In how many lines of the records does the string "المكافأة" appear? State only the number.
(Data for this exercise begins)
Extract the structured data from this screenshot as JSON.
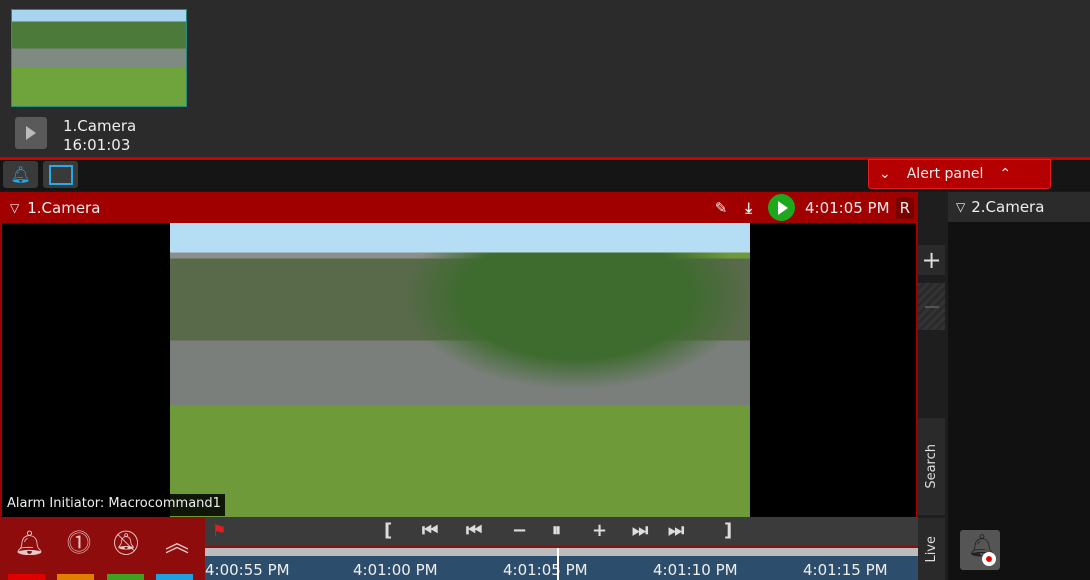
{
  "thumbnail": {
    "camera": "1.Camera",
    "time": "16:01:03"
  },
  "alert_panel": {
    "label": "Alert panel"
  },
  "camera1": {
    "title": "1.Camera",
    "time": "4:01:05 PM",
    "mode": "R",
    "alarm_initiator": "Alarm Initiator: Macrocommand1"
  },
  "timeline": {
    "labels": [
      "4:00:55 PM",
      "4:01:00 PM",
      "4:01:05 PM",
      "4:01:10 PM",
      "4:01:15 PM"
    ]
  },
  "side": {
    "search": "Search",
    "live": "Live",
    "plus": "+"
  },
  "camera2": {
    "title": "2.Camera"
  },
  "colors": {
    "accent": "#a00000",
    "timeline": "#2d4d6c",
    "play": "#1ea81e"
  }
}
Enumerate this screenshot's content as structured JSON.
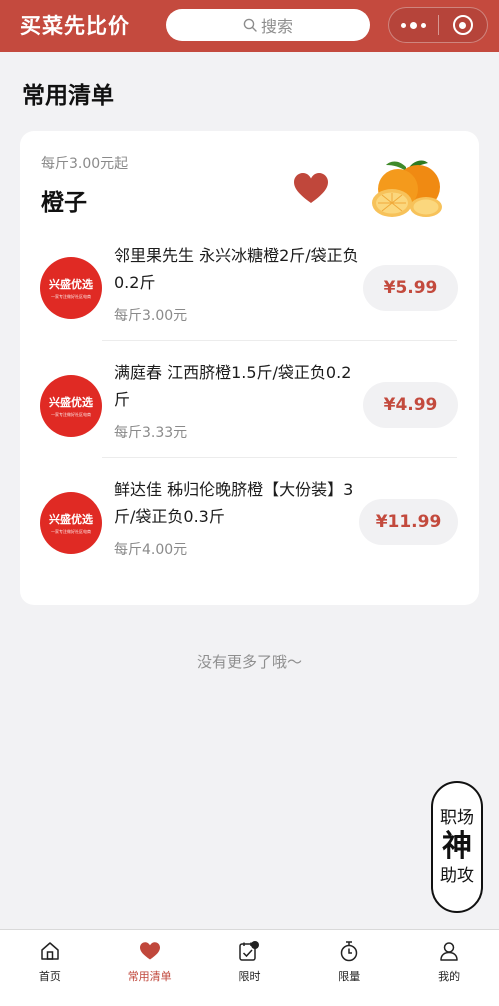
{
  "header": {
    "app_title": "买菜先比价",
    "search_placeholder": "搜索",
    "menu_icon": "more-dots-icon",
    "close_icon": "target-icon"
  },
  "section_title": "常用清单",
  "product": {
    "unit_note": "每斤3.00元起",
    "name": "橙子",
    "favorite_icon": "heart-icon",
    "image": "orange-image",
    "offers": [
      {
        "store_logo_text": "兴盛优选",
        "store_logo_subtext": "一家专注做好社区电商",
        "title": "邻里果先生 永兴冰糖橙2斤/袋正负0.2斤",
        "unit_price": "每斤3.00元",
        "price": "¥5.99"
      },
      {
        "store_logo_text": "兴盛优选",
        "store_logo_subtext": "一家专注做好社区电商",
        "title": "满庭春 江西脐橙1.5斤/袋正负0.2斤",
        "unit_price": "每斤3.33元",
        "price": "¥4.99"
      },
      {
        "store_logo_text": "兴盛优选",
        "store_logo_subtext": "一家专注做好社区电商",
        "title": "鲜达佳 秭归伦晚脐橙【大份装】3斤/袋正负0.3斤",
        "unit_price": "每斤4.00元",
        "price": "¥11.99"
      }
    ]
  },
  "footer_note": "没有更多了哦～",
  "watermark": {
    "line1": "职场",
    "line2": "神",
    "line3": "助攻"
  },
  "tabbar": {
    "tabs": [
      {
        "label": "首页",
        "icon": "home-icon",
        "active": false
      },
      {
        "label": "常用清单",
        "icon": "heart-icon",
        "active": true
      },
      {
        "label": "限时",
        "icon": "timer-box-icon",
        "active": false
      },
      {
        "label": "限量",
        "icon": "stopwatch-icon",
        "active": false
      },
      {
        "label": "我的",
        "icon": "user-icon",
        "active": false
      }
    ]
  },
  "colors": {
    "brand": "#c44a3e",
    "price_text": "#c34a3d",
    "store_logo": "#e02a24",
    "background": "#f2f2f4"
  }
}
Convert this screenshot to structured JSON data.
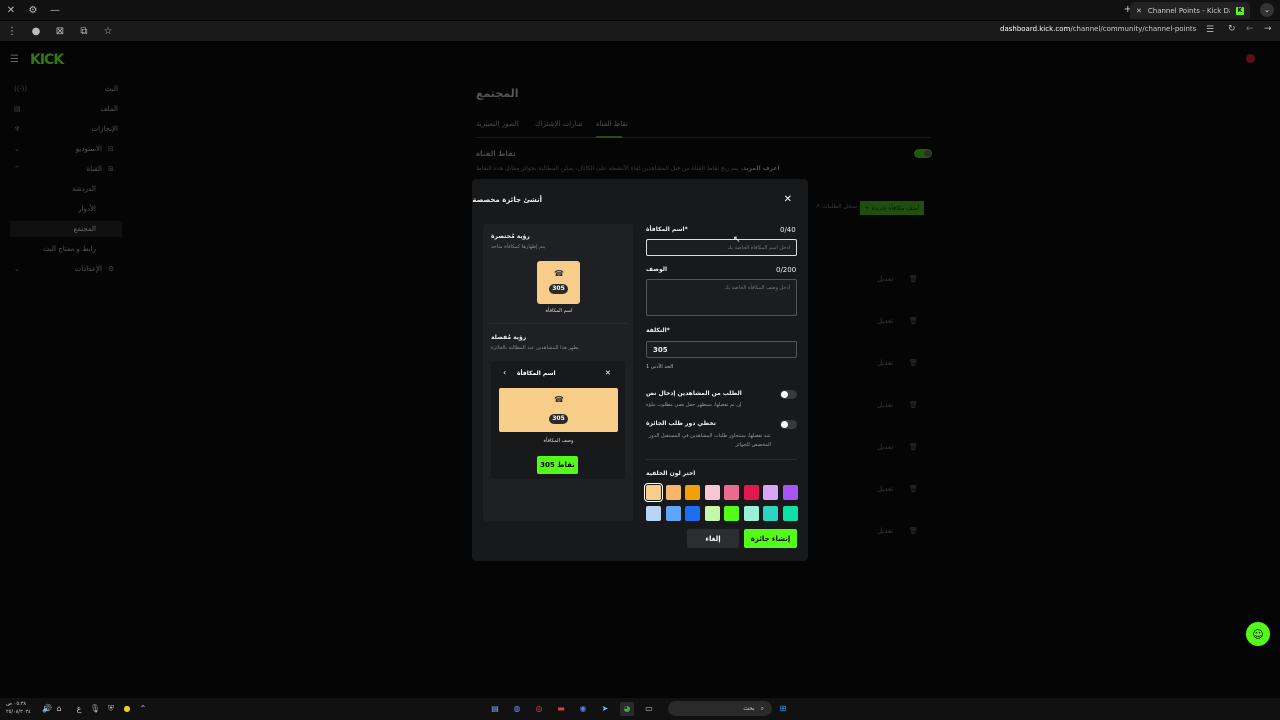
{
  "browser": {
    "tab_title": "Channel Points - Kick Dashboard",
    "url_domain": "dashboard.kick.com",
    "url_path": "/channel/community/channel-points"
  },
  "logo": "KICK",
  "sidebar": {
    "items": [
      {
        "label": "البث",
        "icon": "broadcast-icon"
      },
      {
        "label": "الملف",
        "icon": "file-icon"
      },
      {
        "label": "الإنجازات",
        "icon": "trophy-icon"
      },
      {
        "label": "الاستوديو",
        "icon": "studio-icon"
      },
      {
        "label": "القناة",
        "icon": "channel-icon"
      }
    ],
    "subitems": [
      {
        "label": "الدردشة"
      },
      {
        "label": "الأدوار"
      },
      {
        "label": "المجتمع"
      },
      {
        "label": "رابط و مفتاح البث"
      }
    ],
    "settings": "الإعدادات"
  },
  "page": {
    "title": "المجتمع",
    "tabs": [
      "نقاط القناة",
      "شارات الاشتراك",
      "الصور التعبيرية"
    ],
    "section_title": "نقاط القناة",
    "section_desc_bold": "اعرف المزيد.",
    "section_desc": "يتم ربح نقاط القناة من قبل المشاهدين لقاء الأنشطة على الكانال، يمكن المطالبة بجوائز مقابل هذه النقاط",
    "add_button": "+ أضف مكافأة جديدة",
    "history_link": "سجل الطلبات",
    "row_edit": "تعديل"
  },
  "modal": {
    "title": "أنشئ جائزة مخصصة",
    "preview": {
      "compact_title": "رؤية مُختصرة",
      "compact_desc": "يتم إظهارها كمكافأة متاحة",
      "reward_name": "اسم المكافأة",
      "cost": "305",
      "detailed_title": "رؤية مُفصلة",
      "detailed_desc": "يظهر هذا للمشاهدين عند المطالبة بالجائزة",
      "popup_title": "اسم المكافأة",
      "reward_desc": "وصف المكافأة",
      "claim_button": "305 نقاط"
    },
    "form": {
      "name_label": "اسم المكافأة*",
      "name_count": "0/40",
      "name_placeholder": "أدخل اسم المكافأة الخاصة بك",
      "desc_label": "الوصف",
      "desc_count": "0/200",
      "desc_placeholder": "أدخل وصف المكافأة الخاصة بك",
      "cost_label": "التكلفة*",
      "cost_value": "305",
      "cost_hint": "الحد الأدنى 1",
      "input_toggle_label": "الطلب من المشاهدين إدخال نص",
      "input_toggle_desc": "إن تم تفعيلها، سيظهر حقل نصي مطلوب ملؤه",
      "queue_toggle_label": "تخطي دور طلب الجائزة",
      "queue_toggle_desc": "عند تفعيلها، ستتجاوز طلبات المشاهدين في المستقبل الدور المخصص للجوائز",
      "color_label": "اختر لون الخلفية",
      "colors_row1": [
        "#f8cd8a",
        "#f5b56b",
        "#f59e0b",
        "#f9c6d6",
        "#ec6a91",
        "#e0184d",
        "#d8a4f7",
        "#a855f7"
      ],
      "colors_row2": [
        "#b9d4f5",
        "#60a5fa",
        "#1d6ef2",
        "#c5f7a8",
        "#53fc18",
        "#99f2d8",
        "#2dd4bf",
        "#10e0a6"
      ],
      "cancel_button": "إلغاء",
      "create_button": "إنشاء جائزة"
    }
  },
  "taskbar": {
    "search_label": "بحث",
    "time": "٠٥:٣٨ ص",
    "date": "٢٥/٠٨/٢٠٢٤"
  }
}
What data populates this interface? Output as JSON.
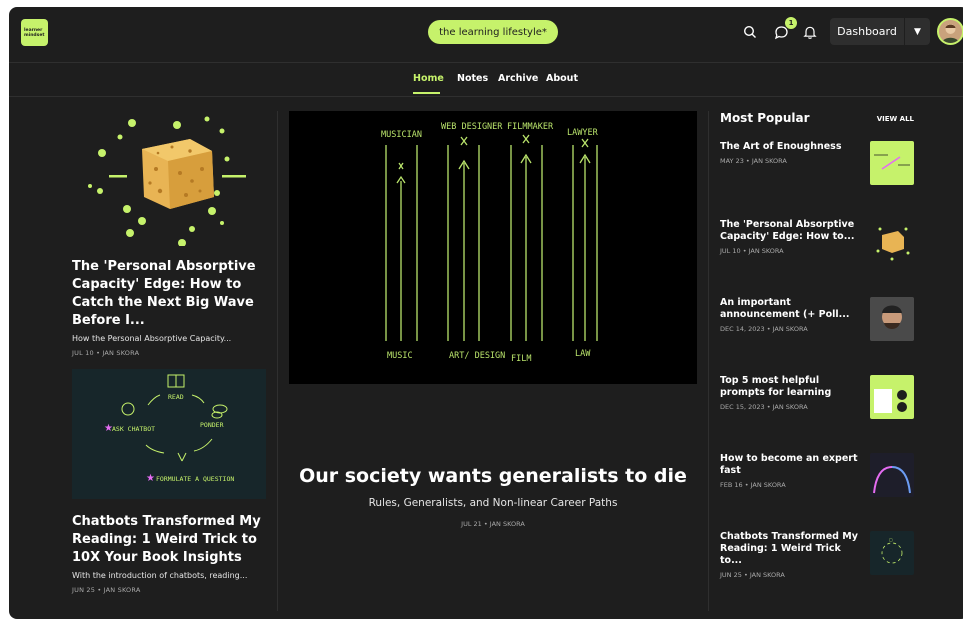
{
  "brand": {
    "logo_text": [
      "learner",
      "mindset"
    ],
    "tagline": "the learning lifestyle*"
  },
  "header": {
    "notification_count": "1",
    "dashboard_label": "Dashboard",
    "icons": [
      "search-icon",
      "chat-icon",
      "bell-icon",
      "chevron-down-icon"
    ]
  },
  "nav": {
    "items": [
      "Home",
      "Notes",
      "Archive",
      "About"
    ],
    "active": "Home"
  },
  "left_cards": [
    {
      "title": "The 'Personal Absorptive Capacity' Edge: How to Catch the Next Big Wave Before I...",
      "subtitle": "How the Personal Absorptive Capacity...",
      "meta": "JUL 10 • JAN SKORA"
    },
    {
      "title": "Chatbots Transformed My Reading: 1 Weird Trick to 10X Your Book Insights",
      "subtitle": "With the introduction of chatbots, reading...",
      "meta": "JUN 25 • JAN SKORA"
    }
  ],
  "hero": {
    "title": "Our society wants generalists to die",
    "subtitle": "Rules, Generalists, and Non-linear Career Paths",
    "meta": "JUL 21 • JAN SKORA",
    "sketch_top": [
      "MUSICIAN",
      "WEB DESIGNER",
      "FILMMAKER",
      "LAWYER"
    ],
    "sketch_bottom": [
      "MUSIC",
      "ART/ DESIGN",
      "FILM",
      "LAW"
    ]
  },
  "chatbot_sketch": [
    "READ",
    "PONDER",
    "FORMULATE A QUESTION",
    "ASK CHATBOT"
  ],
  "sidebar": {
    "heading": "Most Popular",
    "view_all": "VIEW ALL",
    "items": [
      {
        "title": "The Art of Enoughness",
        "meta": "MAY 23 • JAN SKORA"
      },
      {
        "title": "The 'Personal Absorptive Capacity' Edge: How to...",
        "meta": "JUL 10 • JAN SKORA"
      },
      {
        "title": "An important announcement (+ Poll...",
        "meta": "DEC 14, 2023 • JAN SKORA"
      },
      {
        "title": "Top 5 most helpful prompts for learning",
        "meta": "DEC 15, 2023 • JAN SKORA"
      },
      {
        "title": "How to become an expert fast",
        "meta": "FEB 16 • JAN SKORA"
      },
      {
        "title": "Chatbots Transformed My Reading: 1 Weird Trick to...",
        "meta": "JUN 25 • JAN SKORA"
      }
    ]
  },
  "colors": {
    "accent": "#c6f26b",
    "background": "#1e1e1e",
    "sketch": "#b9e36b"
  }
}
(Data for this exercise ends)
Completed exercise:
6